However, even using BAA’s figure of 264,000 commercial flights a year, an average of 190 passengers per flight would result in the existing runway handling over 50 million passengers annually – a projection which is by no means unrealistic due to the ever-increasing size of aircraft.

Over the past ten years the average number of passengers per aircraft at Stansted has more than doubled from 61 to 124 [see Note 2].

Ryanair, which accounts for 60% of all Stansted’s passengers, has already standardised its fleet on Boeing 737-800 aircraft with a seating capacity of 189 passengers and, in the future, BAA expects Stansted to handle more long-haul flights which use much larger aircraft. A Boeing 747-8, for example, has a standard seating capacity of 450 and the new Airbus A380 has a standard seating capacity of 555 [see Note 3].

SSE Economics Advisor Brian Ross commented: “This is BAA’s second postponement of its plans for a new Stansted runway in less than two years and is unlikely to be the last [see Note 4]. Whilst there is some comfort in this further postponement to 2015 or 2016, BAA ‘s intentions are now clear to intensify usage on the existing runway over the next ten years beyond what any of us previously imagined.”

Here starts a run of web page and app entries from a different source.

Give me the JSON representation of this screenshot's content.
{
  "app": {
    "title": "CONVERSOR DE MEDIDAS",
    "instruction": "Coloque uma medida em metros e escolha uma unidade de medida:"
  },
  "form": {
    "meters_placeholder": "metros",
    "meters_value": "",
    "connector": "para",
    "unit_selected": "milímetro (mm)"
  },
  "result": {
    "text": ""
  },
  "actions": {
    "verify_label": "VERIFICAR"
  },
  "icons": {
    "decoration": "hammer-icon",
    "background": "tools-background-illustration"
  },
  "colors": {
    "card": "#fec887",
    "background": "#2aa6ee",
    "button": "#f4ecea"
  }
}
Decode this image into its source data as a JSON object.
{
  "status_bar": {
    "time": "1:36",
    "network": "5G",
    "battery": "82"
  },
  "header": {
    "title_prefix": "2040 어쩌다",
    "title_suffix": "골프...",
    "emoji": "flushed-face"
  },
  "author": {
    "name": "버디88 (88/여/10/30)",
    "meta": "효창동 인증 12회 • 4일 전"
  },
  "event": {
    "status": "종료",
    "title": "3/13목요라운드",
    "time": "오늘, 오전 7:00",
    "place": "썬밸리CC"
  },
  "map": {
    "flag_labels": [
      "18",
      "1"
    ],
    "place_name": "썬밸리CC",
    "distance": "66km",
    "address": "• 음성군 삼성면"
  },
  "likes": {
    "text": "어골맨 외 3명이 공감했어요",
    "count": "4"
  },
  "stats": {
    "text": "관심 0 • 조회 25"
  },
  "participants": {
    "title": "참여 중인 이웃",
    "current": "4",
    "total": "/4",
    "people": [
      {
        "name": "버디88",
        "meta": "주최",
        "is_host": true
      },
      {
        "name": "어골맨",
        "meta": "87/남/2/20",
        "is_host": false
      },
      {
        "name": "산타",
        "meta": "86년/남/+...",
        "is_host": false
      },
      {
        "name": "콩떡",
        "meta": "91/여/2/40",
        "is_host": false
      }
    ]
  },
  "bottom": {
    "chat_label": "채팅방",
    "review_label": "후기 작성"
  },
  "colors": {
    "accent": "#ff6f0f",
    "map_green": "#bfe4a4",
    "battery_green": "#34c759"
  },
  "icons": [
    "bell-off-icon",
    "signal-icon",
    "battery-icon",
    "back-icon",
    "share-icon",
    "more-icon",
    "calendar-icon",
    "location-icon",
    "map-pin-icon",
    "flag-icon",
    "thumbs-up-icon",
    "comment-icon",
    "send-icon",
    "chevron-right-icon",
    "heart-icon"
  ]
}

Brian Ross continued: “This adds a whole new dimension to the planning application which BAA submitted to Uttlesford District Council last week asking for the abolition of all limits on Stansted’s passenger throughput. It should serve as a wake-up call to all of us in the local community, and to Uttlesford District Council in particular, who are being asked by BAA to approve an application which is beginning to look like a wolf in sheep’s clothing.”

Note 1:  The postponement was announced when BAA published its latest 10-year investment plans on 3 May 2006 to coincide with publication of its defence document in response to the takeover bid from Spanish company Ferrovial.

BAA has claimed that the reason for the postponement is down to anticipated planning difficulties but the real reason is believed to be shareholder sensitivity about the questionable commercial viability of a new runway at Stansted.

SSE issued a statement on 8 February 2005, the same day that Ferrovial’s interest in BAA was first announced, correctly predicting that this would mark a setback for BAA’s plans for a new runway at Stansted: “Whether or not a bid materialises – and if so whether or not it succeeds – a second Stansted runway has became an even more difficult proposition as a result of today’s announcement.”

Note 2:  In 1995, Stansted handled 3.89m passengers on 63,272 commercial flights an average of 61 passengers per flight. In 2005, Stansted handled 21.99m passengers on 178,012 commercial flights an average of 124 passengers per flight. [Source: Official CAA statistics for UK airports]

Note 3:  The seating capacities quoted for the Boeing 747 and Airbus A380 aircraft are for standard configuration (three seat classes). The seating capacities are far higher in single class configuration with the 747 certified to carry a maximum of 548 passengers and A380 certified to carry a maximum of 853 passengers.

Note 4:  The Air Transport White Paper, published in December 2003, called for a second runway at Stansted to be opened by 2011/12. Since then, BAA has claimed in its press releases that:

“New runway project is on target for completion in 2012” – Alastair McDermid, Director of the Stansted second runway project (24 September 2004)

“It’s business as usual, and the project remains firmly on track” – Terry Morgan, Managing Director of Stansted Airport (22 February 2005)

“New Stansted Runway on Track for 2013” – Mike Clasper, Chief Executive of BAA (18 May 2005)

Campaigning to ensure Stansted Airport's authorised operations stay below harmful limits